It now appears that almost every ANC provincial MEC has a set of guards who believe they are well within their rights to break the law. And speeding, reckless driving and generally offensive road behaviour are only the start of it. On the N12 near Johannesburg a motorist was assaulted for getting “too close” to a convoy. On the N3 near Durban a guard fired his gun out the window, while travelling at high speed, when a car didn’t give way; it led to an accident that injured six people. In Ulundi a pedestrian was killed by a car travelling in Zuma’s cavalcade. In Cape Town, another incident involving Zuma’s team occurred when a student was arrested and held in a cell overnight after gesturing at the presidential motorcade while out jogging; he has brought a R1.45 million case against the state for kidnap and torture.
Many journalists covering ANC events can relate stories of being pushed around and confronted by groups of big angry men just because they took a picture of their nice BMW. It’s hard to really contemplate the idiocy of this. Journalists are invited to watch the president in action; visiting a hospital, say. As he gets out of the car TV people and photographers crowd around as he thoroughly enjoys waving to them. But take a picture of the same car a few minutes later and suddenly you’re committing treason…
In November 2012, a car transporting Gauteng housing MEC Humphrey Mmemezi jumped a red light and drove over Krugersdorp teenager Thomas Ferreira on his buzz bike. Ferreira was seriously injured and will likely never be the same again. Mmemezi had been late for a meeting. After Premier Nomvula Mokonyane visited the family to pay her condolences, she was interviewed on local radio as she drove away.
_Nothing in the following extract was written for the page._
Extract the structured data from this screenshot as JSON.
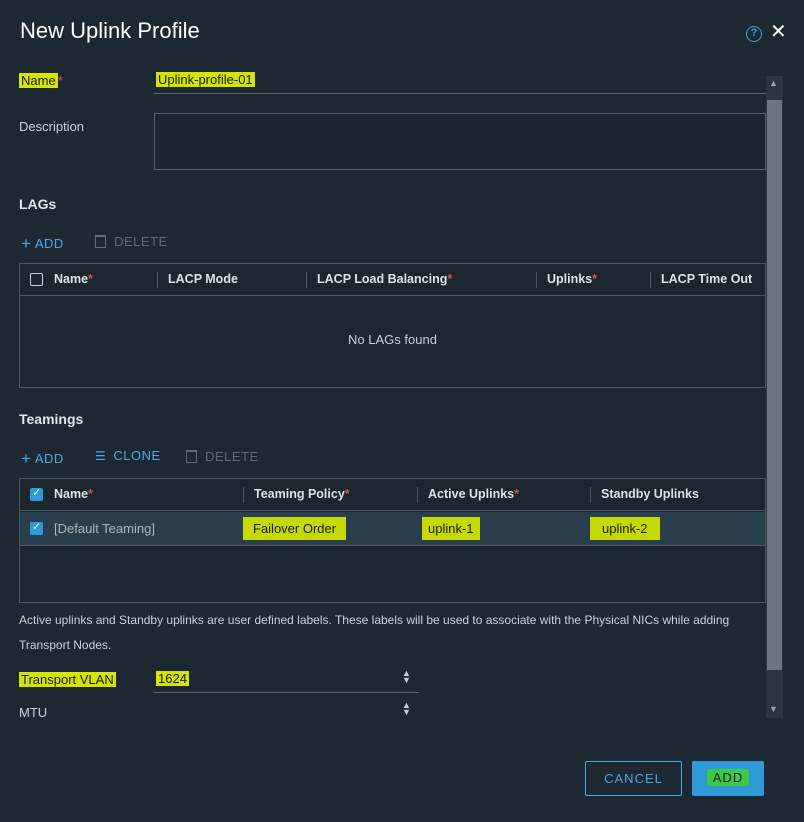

Over the speed limit with her sirens on. Really. As she was quizzed about this amazingly inappropriate behaviour, she explained that for her “an emergency is when I’m late for a meeting”. So that’s official, then. Feel free to try that excuse for speeding for yourself the next time you have a pleasant conversation with a member of your local constabulary.
Journalists with long memories talk about how much less security there was around Parliament during the bad old days of apartheid compared to now. And that’s not even counting the annual State of the Nation address, when all of central Cape Town is placed in lockdown and you’re lucky to get in without having to leave a limb behind as a deposit. The justification for all of this is supposed to be “threat assessments” that are, supposedly, routinely undertaken by “the police”. But it’s hard to think it’s not much more than a bit of VIP bling for those in power who enjoy showing that they’re in power.
Public anger at these blue-light motorcades is growing; it used to be just middle-class whites venting their frustrations on the topic, but now everybody moans about them. The DA-controlled Western Cape has picked up on this and shrewdly banned them from its roads, looking for (and getting) an obvious thumbs-up from voters.
There have already been plenty of relatively minor incidents – though try telling that to Thomas Ferreira’s family – and it’s only a matter of time before one of these power-drunk VIP protection units actually ploughs into a bus, killing many people and causing a major scandal. Perhaps the people in the backseat could tell their drivers to slow down before we
Extracted from the “Controversies” chapter of SA Politics Unspun, published by Two Dogs and available from Kalahari.com. Read our interview with Grootes about the book.